Q. So how do you introduce your food to people who aren't as familiar with it?

Fried chicken is nationwide. The sweet tea piece, maybe not.

Some of our competitors – the big guy, you know, the Golden Arch people – they sell biscuits just about everywhere they are now. They saw the success here, and they didn't have biscuits until people like Hardee's and Bojangles' did it.

Our job is to help (all franchisees), but more so, it's to focus all of our growth in the Southeast. If we do that, we have plenty of room to grow, and we know those customers are our customers. We don't have to worry about teaching them anything. We just have to make (stores) available, and they'll come.

Q. Where do things go from here?

We think that the average consumer wants a (fast-food) concept or individual restaurant they can count on and trust and be confident in. We're not an industry with a history of great consistency.

(McDonald's) created their company on consistency, not great food. It's dependable.

We want to be something beyond that. We want to be dependable and consistent so you have confidence in us, but with great flavor and taste.

Q. What do you hear from customers?

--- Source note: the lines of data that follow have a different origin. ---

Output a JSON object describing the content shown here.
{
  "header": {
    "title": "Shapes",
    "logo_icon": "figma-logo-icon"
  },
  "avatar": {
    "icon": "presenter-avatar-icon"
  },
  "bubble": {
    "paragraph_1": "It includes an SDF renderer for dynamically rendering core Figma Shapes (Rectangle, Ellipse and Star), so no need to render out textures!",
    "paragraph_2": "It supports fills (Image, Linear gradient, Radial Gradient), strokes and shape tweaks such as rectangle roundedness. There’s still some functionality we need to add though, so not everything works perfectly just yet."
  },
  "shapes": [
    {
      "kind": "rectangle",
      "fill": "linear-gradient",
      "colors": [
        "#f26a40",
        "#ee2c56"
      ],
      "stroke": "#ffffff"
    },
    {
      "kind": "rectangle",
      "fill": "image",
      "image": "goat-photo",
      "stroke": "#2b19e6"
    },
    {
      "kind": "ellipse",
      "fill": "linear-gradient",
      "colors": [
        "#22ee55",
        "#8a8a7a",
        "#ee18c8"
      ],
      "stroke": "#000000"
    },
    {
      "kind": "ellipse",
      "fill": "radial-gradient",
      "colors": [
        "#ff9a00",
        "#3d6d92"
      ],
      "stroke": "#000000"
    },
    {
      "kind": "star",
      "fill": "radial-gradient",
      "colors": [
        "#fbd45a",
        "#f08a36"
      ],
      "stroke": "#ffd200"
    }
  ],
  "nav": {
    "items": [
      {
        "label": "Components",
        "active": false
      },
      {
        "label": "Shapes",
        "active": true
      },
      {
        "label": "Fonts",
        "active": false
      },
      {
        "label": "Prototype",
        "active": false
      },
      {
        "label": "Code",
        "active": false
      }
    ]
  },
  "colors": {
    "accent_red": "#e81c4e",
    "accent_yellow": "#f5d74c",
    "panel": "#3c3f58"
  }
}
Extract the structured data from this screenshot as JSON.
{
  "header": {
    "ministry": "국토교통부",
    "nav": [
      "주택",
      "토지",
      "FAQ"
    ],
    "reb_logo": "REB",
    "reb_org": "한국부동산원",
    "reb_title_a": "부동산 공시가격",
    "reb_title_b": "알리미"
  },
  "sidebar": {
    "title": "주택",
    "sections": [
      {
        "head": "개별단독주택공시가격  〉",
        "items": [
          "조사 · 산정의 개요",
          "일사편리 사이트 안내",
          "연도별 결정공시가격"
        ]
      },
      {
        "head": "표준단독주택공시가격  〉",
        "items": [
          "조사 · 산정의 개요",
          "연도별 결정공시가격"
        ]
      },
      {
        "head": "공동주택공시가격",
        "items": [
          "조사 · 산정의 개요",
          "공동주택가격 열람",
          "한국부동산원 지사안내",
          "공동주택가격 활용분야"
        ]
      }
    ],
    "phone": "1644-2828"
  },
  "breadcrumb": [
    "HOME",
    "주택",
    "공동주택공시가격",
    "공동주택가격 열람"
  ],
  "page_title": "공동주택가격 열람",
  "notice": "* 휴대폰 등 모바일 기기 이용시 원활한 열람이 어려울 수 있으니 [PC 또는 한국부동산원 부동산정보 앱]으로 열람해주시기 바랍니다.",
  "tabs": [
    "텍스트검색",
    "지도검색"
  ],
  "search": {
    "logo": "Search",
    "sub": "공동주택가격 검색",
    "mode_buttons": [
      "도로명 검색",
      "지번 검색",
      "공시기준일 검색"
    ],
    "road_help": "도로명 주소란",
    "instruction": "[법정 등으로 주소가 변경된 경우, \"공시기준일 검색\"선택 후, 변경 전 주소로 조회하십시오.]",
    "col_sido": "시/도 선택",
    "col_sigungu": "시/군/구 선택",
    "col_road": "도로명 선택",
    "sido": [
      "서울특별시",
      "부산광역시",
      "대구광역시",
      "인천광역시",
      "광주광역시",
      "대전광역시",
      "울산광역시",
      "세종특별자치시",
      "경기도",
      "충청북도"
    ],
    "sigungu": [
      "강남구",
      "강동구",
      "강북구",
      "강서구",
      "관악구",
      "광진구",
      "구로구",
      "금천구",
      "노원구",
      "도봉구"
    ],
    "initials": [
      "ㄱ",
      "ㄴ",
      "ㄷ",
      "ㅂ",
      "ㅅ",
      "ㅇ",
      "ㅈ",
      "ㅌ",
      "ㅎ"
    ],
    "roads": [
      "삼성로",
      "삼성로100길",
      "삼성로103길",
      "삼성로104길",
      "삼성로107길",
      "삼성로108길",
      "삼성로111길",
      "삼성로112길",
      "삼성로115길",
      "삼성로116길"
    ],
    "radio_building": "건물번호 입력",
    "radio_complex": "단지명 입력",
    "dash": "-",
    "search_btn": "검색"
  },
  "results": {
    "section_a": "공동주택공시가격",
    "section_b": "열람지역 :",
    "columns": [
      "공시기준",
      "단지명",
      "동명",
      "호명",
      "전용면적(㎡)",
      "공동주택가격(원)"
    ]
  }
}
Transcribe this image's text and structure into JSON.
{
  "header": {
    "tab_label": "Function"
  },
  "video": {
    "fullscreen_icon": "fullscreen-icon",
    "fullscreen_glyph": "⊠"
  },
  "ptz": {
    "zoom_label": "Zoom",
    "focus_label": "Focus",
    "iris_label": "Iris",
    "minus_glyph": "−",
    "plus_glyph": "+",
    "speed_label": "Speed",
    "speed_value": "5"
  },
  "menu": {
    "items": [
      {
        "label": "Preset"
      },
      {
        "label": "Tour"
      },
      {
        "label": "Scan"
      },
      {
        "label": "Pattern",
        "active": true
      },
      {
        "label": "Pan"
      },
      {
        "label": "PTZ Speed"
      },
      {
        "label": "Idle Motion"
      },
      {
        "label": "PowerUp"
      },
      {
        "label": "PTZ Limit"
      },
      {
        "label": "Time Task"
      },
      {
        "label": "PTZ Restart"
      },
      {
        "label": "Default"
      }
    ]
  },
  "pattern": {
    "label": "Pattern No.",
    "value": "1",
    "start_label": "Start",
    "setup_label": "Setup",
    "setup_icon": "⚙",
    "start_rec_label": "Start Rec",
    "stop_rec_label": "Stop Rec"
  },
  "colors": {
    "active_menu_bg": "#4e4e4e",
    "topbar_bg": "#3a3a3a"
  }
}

I read an article the other day that was on the Internet and got sent to one of us. …It was by a lady that had never been to a Bojangles' before. She had, like, a three-hour layover (in the Charlotte airport).

It was 5:30 or 6 in the morning, and she said she saw this place called Bojangles'. She didn't know what it was, but she said, “It smells good.” So she just got a biscuit with egg and cheese.

Her written description of it, we could have used in a commercial. She said, “I had to go back and get another one.” Then she said, “I was fortunate that on my return trip I had a layover in the same area, and I was looking forward to going to Bojangles'.”

Those are the kind of things that really make you feel good about the all the effort that goes into making things happen.